It’s necessary to insulate your home properly. Insulation helps trap the insulation in during the winter and reduces the insulation influx through your house throughout the season. A well heated home should be colder throughout the winter and cooler throughout the summer, providing a more enjoyable atmosphere during the year for you and your family and helping to lower your electricity bill! Click insulation4us.com/blogs/guides-and-news/should-i-use-faced-or-unfaced-insulation.
When researching which type of insulation to install in your home, you will find there are three things to consider: material, type and location / application. There are four types of popularity-and all of them have both pros and cons.
Insulation on a blanket
Blanket isolation is the most common form of insulation and is used in batts or rollers. The batts and rolls come in different widths and thicknesses. Fiberglass is the most popular element used in blanket insulation. Various blanket insulation types have a facing applied to create an air and/or vapor shield. Popular facing materials include kraft paper, sheeting in vinyl and foil in aluminium.
The growing selling point for blanket insulation is that the batts will be built by a homeowner themselves. Installing blanket insulation can be a fairly fast and simple procedure depending on the home insulation project but there are issues you need to look out for. The biggest drawback of installing blanket insulation yourself is that you need protection against the tiny particles of fiberglass.
Insulation with spray foam
Spray foam insulation is a popular use of insulating spray foam products. The most common way to spray liquid foam insulation is, but it can also be injected, poured or foamed on the spot. Polyurethane is the most prevalent material in spray foam insulation. Installation of spray foam insulation usually costs more than separation from the covers. Nevertheless, the higher R-value associated with sprayed in foam (a calculation of the capacity of the insulation to minimize the heat flow rate) will lower weatherizing costs and save you money over the life of the insulation.
Insulation with rigid foam
You may use rigid foam insulation (also known as rigid panels) to cover practically any part of your house. Rigid foam is more costly and more complicated to install, at a expense per R-value level, than blanket insulation. The key drawback of rigid foam insulation is that the R-value per small thickness is fairly high. Rigid foam has consistent shielding and has an air and moisture barrier but does not include blanket insulation. Strict foam is simpler to mount than spray foam. Rigid foam is easy to cut with a knife to size. The greatest disadvantage of rigid foam is its inflexibility. The rigidity renders integration in narrow or uneven surfaces impossible. It is typically used in unfinished walls , floors , ceilings and low-slope, unventilated roofs.
Insulation with loose filling

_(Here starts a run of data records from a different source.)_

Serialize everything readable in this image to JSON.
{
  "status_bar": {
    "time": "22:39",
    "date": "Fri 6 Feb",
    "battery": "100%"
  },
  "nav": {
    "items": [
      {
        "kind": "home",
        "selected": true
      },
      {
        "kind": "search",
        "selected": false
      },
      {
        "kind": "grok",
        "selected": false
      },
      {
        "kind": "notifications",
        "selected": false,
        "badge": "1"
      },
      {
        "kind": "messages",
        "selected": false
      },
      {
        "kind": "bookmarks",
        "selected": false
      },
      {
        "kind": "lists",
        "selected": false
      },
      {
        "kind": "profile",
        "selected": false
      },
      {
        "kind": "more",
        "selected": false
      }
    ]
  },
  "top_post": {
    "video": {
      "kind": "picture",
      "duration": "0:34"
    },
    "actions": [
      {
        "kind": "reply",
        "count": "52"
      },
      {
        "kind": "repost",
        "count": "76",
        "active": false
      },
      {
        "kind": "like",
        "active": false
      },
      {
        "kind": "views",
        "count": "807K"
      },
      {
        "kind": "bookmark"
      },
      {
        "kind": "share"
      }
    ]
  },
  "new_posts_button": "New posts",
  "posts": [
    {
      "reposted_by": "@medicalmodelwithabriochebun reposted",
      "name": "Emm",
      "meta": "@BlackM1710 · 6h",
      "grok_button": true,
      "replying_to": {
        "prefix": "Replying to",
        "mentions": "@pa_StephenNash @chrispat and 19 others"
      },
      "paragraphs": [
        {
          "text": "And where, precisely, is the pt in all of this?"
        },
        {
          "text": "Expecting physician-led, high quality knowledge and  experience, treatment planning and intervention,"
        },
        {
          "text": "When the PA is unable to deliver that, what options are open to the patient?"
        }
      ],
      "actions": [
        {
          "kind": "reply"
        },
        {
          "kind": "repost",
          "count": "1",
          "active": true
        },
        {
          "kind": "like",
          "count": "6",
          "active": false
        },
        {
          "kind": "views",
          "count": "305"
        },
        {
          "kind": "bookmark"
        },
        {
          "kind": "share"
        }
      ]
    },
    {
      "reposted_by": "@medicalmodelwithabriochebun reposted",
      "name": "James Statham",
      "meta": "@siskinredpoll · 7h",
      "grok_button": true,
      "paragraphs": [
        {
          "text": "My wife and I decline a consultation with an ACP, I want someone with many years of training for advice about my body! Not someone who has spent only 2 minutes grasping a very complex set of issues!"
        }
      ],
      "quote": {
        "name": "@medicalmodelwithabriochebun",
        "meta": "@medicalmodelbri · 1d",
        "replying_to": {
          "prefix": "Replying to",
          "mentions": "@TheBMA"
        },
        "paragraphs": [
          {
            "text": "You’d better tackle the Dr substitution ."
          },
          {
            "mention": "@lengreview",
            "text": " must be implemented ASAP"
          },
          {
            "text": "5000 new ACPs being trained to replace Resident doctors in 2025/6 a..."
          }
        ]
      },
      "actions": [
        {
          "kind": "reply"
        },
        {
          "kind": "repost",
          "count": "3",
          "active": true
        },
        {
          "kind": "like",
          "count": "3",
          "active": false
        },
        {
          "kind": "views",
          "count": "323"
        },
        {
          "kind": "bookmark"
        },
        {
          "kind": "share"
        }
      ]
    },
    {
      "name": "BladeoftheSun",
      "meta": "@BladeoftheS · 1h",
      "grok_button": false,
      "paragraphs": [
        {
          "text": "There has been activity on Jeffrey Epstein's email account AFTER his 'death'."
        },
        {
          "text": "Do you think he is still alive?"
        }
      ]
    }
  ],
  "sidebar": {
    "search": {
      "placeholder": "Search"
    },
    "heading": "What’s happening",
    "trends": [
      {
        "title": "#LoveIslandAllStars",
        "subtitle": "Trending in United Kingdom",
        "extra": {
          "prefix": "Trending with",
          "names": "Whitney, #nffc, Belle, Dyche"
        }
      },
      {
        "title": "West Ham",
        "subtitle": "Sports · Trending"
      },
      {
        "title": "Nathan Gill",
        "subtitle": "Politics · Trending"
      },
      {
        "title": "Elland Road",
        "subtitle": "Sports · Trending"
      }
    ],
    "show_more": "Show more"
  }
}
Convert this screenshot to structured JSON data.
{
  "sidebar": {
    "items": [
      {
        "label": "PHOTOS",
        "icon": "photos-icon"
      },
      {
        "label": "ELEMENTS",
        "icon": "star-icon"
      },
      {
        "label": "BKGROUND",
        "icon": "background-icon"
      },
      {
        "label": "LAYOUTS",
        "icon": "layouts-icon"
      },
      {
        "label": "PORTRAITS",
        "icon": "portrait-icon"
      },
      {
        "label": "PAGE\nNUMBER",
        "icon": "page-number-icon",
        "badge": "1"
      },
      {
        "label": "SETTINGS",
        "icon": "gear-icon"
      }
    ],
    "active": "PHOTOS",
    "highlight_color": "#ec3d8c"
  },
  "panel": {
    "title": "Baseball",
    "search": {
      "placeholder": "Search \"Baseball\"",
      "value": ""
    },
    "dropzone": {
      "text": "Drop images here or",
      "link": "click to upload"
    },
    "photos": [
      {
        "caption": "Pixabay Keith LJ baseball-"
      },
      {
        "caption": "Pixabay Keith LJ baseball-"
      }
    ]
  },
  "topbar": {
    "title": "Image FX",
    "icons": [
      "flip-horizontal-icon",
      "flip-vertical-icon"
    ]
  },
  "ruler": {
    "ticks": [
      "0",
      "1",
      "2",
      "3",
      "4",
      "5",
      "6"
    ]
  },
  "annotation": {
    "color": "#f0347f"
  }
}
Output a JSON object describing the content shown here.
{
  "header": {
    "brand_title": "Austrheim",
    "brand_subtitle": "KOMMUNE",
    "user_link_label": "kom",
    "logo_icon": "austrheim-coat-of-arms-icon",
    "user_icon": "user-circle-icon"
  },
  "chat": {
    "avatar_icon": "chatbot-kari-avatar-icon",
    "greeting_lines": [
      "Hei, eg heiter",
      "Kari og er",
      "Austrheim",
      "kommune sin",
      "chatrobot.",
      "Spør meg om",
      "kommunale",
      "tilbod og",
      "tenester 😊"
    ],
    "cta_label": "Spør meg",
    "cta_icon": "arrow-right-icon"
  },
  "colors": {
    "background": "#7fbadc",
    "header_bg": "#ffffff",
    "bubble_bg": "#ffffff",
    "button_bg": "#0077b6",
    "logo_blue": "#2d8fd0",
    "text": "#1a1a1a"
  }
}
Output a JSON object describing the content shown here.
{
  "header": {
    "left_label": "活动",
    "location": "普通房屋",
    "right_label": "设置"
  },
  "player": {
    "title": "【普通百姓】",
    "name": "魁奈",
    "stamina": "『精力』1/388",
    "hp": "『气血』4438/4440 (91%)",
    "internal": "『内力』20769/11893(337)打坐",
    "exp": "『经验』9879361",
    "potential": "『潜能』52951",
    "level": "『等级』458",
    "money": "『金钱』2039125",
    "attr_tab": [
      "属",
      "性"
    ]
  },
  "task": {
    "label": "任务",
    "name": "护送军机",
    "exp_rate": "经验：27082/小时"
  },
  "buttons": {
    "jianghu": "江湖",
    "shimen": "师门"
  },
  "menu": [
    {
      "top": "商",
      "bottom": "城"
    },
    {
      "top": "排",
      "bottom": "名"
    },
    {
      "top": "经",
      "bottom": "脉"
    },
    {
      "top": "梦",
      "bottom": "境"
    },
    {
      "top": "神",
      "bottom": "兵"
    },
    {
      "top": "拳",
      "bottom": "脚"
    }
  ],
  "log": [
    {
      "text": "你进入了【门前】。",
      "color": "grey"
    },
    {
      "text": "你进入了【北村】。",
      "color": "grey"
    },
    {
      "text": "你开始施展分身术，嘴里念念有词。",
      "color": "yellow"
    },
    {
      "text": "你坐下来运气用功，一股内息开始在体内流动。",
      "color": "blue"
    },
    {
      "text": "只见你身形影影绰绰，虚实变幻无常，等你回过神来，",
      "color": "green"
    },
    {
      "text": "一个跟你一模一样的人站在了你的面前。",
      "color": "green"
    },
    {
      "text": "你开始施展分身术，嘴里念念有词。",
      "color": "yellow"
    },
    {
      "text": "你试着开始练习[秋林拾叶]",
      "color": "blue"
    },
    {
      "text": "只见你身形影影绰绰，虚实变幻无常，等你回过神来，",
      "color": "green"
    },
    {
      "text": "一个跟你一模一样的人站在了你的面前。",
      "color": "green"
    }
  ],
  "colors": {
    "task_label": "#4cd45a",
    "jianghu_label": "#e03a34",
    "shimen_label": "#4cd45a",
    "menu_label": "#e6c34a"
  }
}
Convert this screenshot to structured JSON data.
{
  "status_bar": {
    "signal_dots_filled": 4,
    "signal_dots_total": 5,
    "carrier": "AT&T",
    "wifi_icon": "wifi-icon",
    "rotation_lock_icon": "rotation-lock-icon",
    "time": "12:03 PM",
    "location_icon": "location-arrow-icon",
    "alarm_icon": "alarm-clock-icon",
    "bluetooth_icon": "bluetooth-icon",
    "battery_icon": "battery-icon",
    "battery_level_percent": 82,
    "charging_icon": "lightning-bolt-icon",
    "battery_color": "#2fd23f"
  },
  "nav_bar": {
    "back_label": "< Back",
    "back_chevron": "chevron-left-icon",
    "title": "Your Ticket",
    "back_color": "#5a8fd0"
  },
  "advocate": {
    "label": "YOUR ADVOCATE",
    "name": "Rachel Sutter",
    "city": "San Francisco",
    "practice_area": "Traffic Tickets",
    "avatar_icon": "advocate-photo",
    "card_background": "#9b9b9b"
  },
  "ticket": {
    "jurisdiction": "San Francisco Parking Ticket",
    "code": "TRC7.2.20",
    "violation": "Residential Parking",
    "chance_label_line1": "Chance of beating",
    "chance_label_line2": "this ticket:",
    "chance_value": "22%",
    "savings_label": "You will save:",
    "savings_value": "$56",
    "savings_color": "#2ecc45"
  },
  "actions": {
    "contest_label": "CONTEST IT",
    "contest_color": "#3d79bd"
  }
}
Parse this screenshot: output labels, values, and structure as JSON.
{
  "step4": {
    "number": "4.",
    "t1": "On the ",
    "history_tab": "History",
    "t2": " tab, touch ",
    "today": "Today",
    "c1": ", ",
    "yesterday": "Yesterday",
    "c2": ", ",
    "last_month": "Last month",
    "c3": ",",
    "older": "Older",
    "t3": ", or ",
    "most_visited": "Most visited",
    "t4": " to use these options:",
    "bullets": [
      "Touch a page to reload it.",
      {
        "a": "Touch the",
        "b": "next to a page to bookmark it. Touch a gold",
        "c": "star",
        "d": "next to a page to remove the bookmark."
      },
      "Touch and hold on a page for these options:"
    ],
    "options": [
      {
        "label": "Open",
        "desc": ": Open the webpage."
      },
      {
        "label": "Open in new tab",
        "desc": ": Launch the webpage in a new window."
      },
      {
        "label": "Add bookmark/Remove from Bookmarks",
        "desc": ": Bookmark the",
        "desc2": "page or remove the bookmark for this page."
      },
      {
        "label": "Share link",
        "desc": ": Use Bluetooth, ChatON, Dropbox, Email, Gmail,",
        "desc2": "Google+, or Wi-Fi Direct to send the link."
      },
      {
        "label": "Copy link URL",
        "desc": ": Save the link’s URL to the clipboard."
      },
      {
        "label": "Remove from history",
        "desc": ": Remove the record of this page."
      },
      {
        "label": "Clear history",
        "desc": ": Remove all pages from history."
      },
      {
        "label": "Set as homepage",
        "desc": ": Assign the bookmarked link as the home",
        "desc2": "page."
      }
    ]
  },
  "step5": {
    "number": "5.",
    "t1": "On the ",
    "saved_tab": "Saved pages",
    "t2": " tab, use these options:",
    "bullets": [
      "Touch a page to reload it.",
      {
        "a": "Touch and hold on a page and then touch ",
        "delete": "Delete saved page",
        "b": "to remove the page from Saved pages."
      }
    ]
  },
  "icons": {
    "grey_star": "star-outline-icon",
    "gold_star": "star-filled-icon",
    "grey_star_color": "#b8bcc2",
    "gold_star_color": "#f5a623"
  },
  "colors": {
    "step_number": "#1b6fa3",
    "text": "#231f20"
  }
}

Loose fill padding consists of plastic , rubber or other tiny pieces. Unlike spray foam, loose fill insulation is in line with the field of construction. Cellulose, fiberglass or mineral wool are the most common materials employed.
The biggest advantage of loose fill insulation is that it can be installed in areas and cavities which are irregularly shaped. It’s